This book was so forgettable that I forgot to blog about it. It’s one of the books I bought at Powell’s in Portland, Oregon back in the beginning of August. The plot sounded like something I would like: a simple tailor in rural France is transformed into a leading couturier when he creates a fabulous wedding dress for a socialite. I like to read about French fashion, French food, and French family life so I thought this would be good. Instead it proved to be a very dull, plodding story of a boring guy with a boring life, who momentarily gets famous and hates it. It did offer a few good scenes of French village life, but there was almost no food at all! And it had a really weird out-of-left-field plot twist at the end that totally ticked me off.
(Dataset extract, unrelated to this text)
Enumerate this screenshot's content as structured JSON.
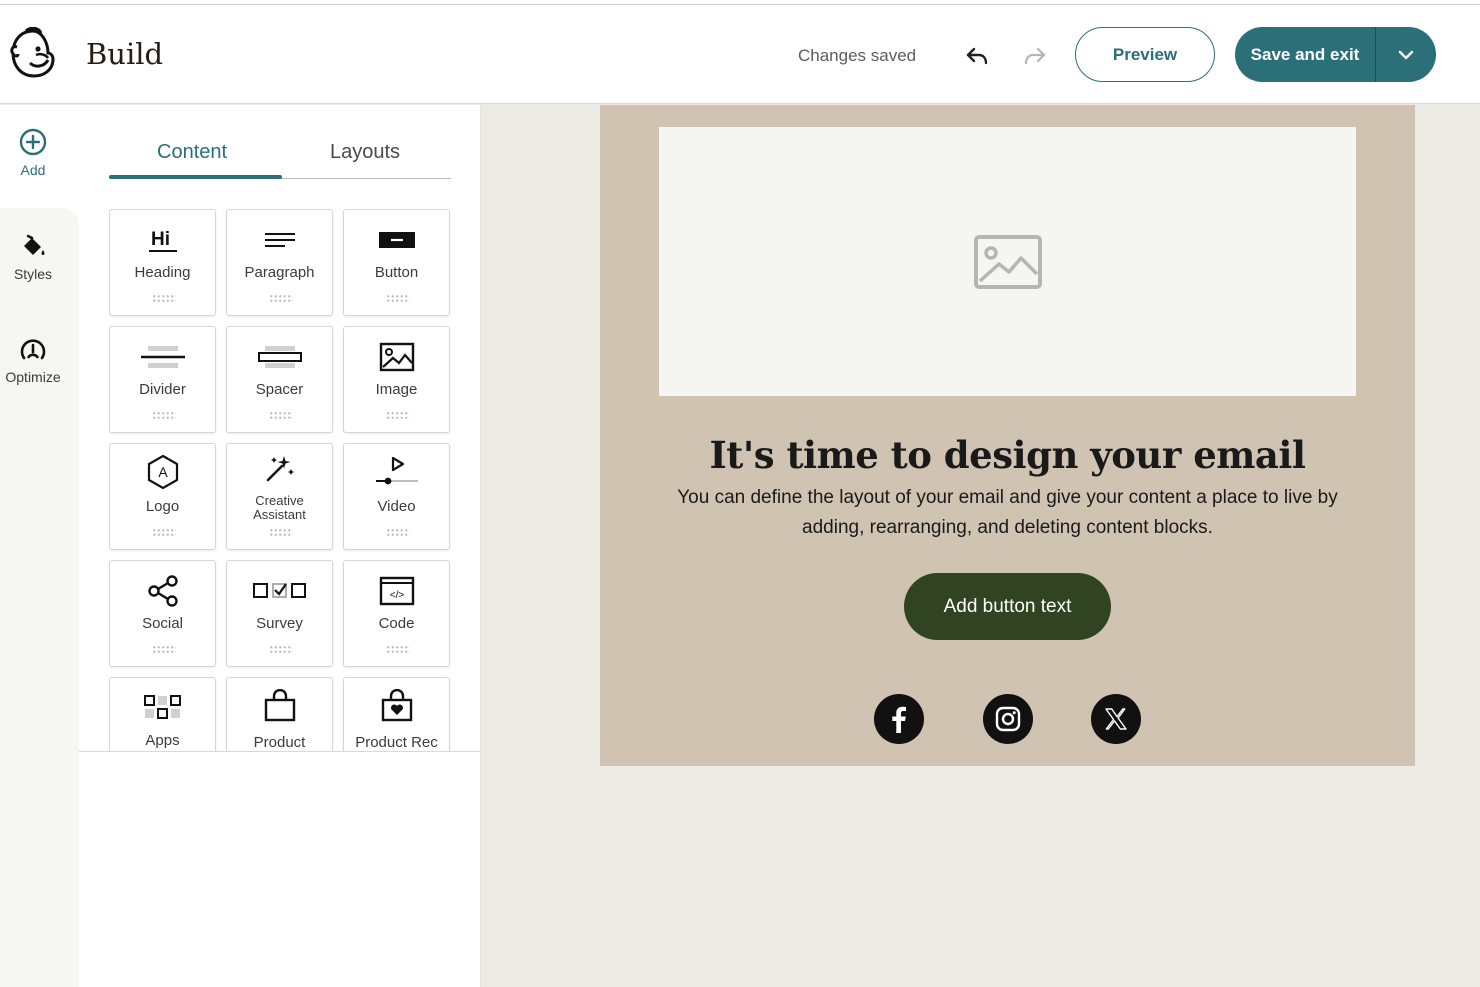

I found it very odd that this book included a reading group guide. I was absolutely shocked that anyone thought it needed one. I looked at some of the questions and they were as trite as the book. Here is one (and I swear I am not making this up):
Nearly every time a character appears on the scene in the novel, their clothing is described. How does the author use clothing to suggest something about a character? What are some of the most memorable, most vividly described outfits in the book?Whoa, deep. You can find much better writing about French life, French style, and French food on the Web. Here are a few places to begin:
Chocolate and Zucchini
(Book 31, 2009)